It begins, though, with John Lee Hooker’s hazy and long epic ‘Crawling Kingsnake’, the blues rising above the smoke over the delta. Songs like ‘Louise’, ‘Do the Romp’, and ‘Walk with Me’ are slow and steady, all built on innate timing and repetition. The same can be said of the closing track ‘Come On and Go With Me’, a stretched-out piece mesmeric in its control. ‘Going Down South’ – complete with a surprising falsetto from Auerbach – and ‘Coal Black Mattie’ simmer with pace and panache, more melodic than the other songs. Auerbach does his best with the vocals throughout, keeping his delivery low and smoky, although, understandably, the blues emanating from his mouth rather than someone like Kimbrough was always going to lack the power and meaning of the original.

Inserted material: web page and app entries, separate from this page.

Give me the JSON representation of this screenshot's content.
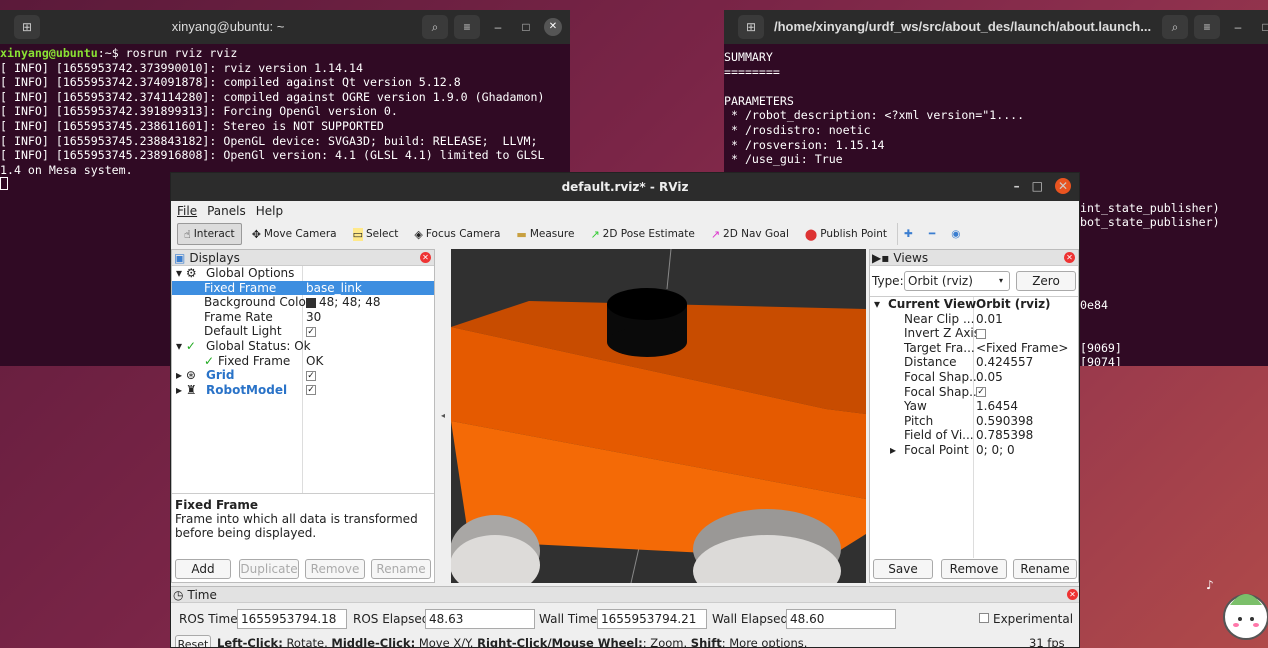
{
  "term1": {
    "title": "xinyang@ubuntu: ~",
    "prompt_user": "xinyang@ubuntu",
    "prompt_rest": ":~$ rosrun rviz rviz",
    "lines": [
      "[ INFO] [1655953742.373990010]: rviz version 1.14.14",
      "[ INFO] [1655953742.374091878]: compiled against Qt version 5.12.8",
      "[ INFO] [1655953742.374114280]: compiled against OGRE version 1.9.0 (Ghadamon)",
      "[ INFO] [1655953742.391899313]: Forcing OpenGl version 0.",
      "[ INFO] [1655953745.238611601]: Stereo is NOT SUPPORTED",
      "[ INFO] [1655953745.238843182]: OpenGL device: SVGA3D; build: RELEASE;  LLVM;",
      "[ INFO] [1655953745.238916808]: OpenGl version: 4.1 (GLSL 4.1) limited to GLSL",
      "1.4 on Mesa system."
    ]
  },
  "term2": {
    "title": "/home/xinyang/urdf_ws/src/about_des/launch/about.launch...",
    "lines": [
      "SUMMARY",
      "========",
      "",
      "PARAMETERS",
      " * /robot_description: <?xml version=\"1....",
      " * /rosdistro: noetic",
      " * /rosversion: 1.15.14",
      " * /use_gui: True"
    ],
    "right_fragments": [
      "int_state_publisher)",
      "bot_state_publisher)",
      "0e84",
      "[9069]",
      "[9074]"
    ]
  },
  "rviz": {
    "title": "default.rviz* - RViz",
    "menu": [
      "File",
      "Panels",
      "Help"
    ],
    "tools": [
      {
        "label": "Interact",
        "icon": "☝"
      },
      {
        "label": "Move Camera",
        "icon": "✥"
      },
      {
        "label": "Select",
        "icon": "▭"
      },
      {
        "label": "Focus Camera",
        "icon": "◈"
      },
      {
        "label": "Measure",
        "icon": "▬"
      },
      {
        "label": "2D Pose Estimate",
        "icon": "↗"
      },
      {
        "label": "2D Nav Goal",
        "icon": "↗"
      },
      {
        "label": "Publish Point",
        "icon": "⬤"
      }
    ],
    "displays": {
      "header": "Displays",
      "global_options": "Global Options",
      "fixed_frame_k": "Fixed Frame",
      "fixed_frame_v": "base_link",
      "bg_k": "Background Color",
      "bg_v": "48; 48; 48",
      "fr_k": "Frame Rate",
      "fr_v": "30",
      "dl_k": "Default Light",
      "gs_k": "Global Status: Ok",
      "ff2_k": "Fixed Frame",
      "ff2_v": "OK",
      "grid": "Grid",
      "robot": "RobotModel",
      "desc_title": "Fixed Frame",
      "desc_text": "Frame into which all data is transformed before being displayed.",
      "buttons": [
        "Add",
        "Duplicate",
        "Remove",
        "Rename"
      ]
    },
    "views": {
      "header": "Views",
      "type_label": "Type:",
      "type_value": "Orbit (rviz)",
      "zero": "Zero",
      "cv_k": "Current View",
      "cv_v": "Orbit (rviz)",
      "props": [
        {
          "k": "Near Clip ...",
          "v": "0.01"
        },
        {
          "k": "Invert Z Axis",
          "v": ""
        },
        {
          "k": "Target Fra...",
          "v": "<Fixed Frame>"
        },
        {
          "k": "Distance",
          "v": "0.424557"
        },
        {
          "k": "Focal Shap...",
          "v": "0.05"
        },
        {
          "k": "Focal Shap...",
          "v": ""
        },
        {
          "k": "Yaw",
          "v": "1.6454"
        },
        {
          "k": "Pitch",
          "v": "0.590398"
        },
        {
          "k": "Field of Vi...",
          "v": "0.785398"
        }
      ],
      "fp_k": "Focal Point",
      "fp_v": "0; 0; 0",
      "buttons": [
        "Save",
        "Remove",
        "Rename"
      ]
    },
    "time": {
      "header": "Time",
      "ros_time_l": "ROS Time:",
      "ros_time": "1655953794.18",
      "ros_el_l": "ROS Elapsed:",
      "ros_el": "48.63",
      "wall_time_l": "Wall Time:",
      "wall_time": "1655953794.21",
      "wall_el_l": "Wall Elapsed:",
      "wall_el": "48.60",
      "experimental": "Experimental"
    },
    "status": {
      "reset": "Reset",
      "lc": "Left-Click:",
      "lc_t": " Rotate. ",
      "mc": "Middle-Click:",
      "mc_t": " Move X/Y. ",
      "rc": "Right-Click/Mouse Wheel:",
      "rc_t": ": Zoom. ",
      "sh": "Shift",
      "sh_t": ": More options.",
      "fps": "31 fps"
    }
  }
}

Not much differentiates the songs here: All are composed of the same cool delivery, the same crisp instrumentals. Chord progression is limited, the emphasis firmly on precise timing and inherent groove; as they cycle through each repetitious track, the result is intimidatingly authentic. Delta Kream is, in every sense, a musician’s album. There’s no hint of looking for commercial viability, although as this is The Black Keys, they still managed to find it (the album reached number six on the Billboard 200 and five on the UK album charts). Casual observers looking for the zest and raucousness of hits like ‘Gold On The Ceiling’ or ‘Lonely Boy’ will be found wanting on Delta Kream, but they are simply not the target audience. The way the songs of their idols flow out of Auerbach and Carney is genuine and joyful; full of unhurried rhythm and electric talent, their power lies in the personal.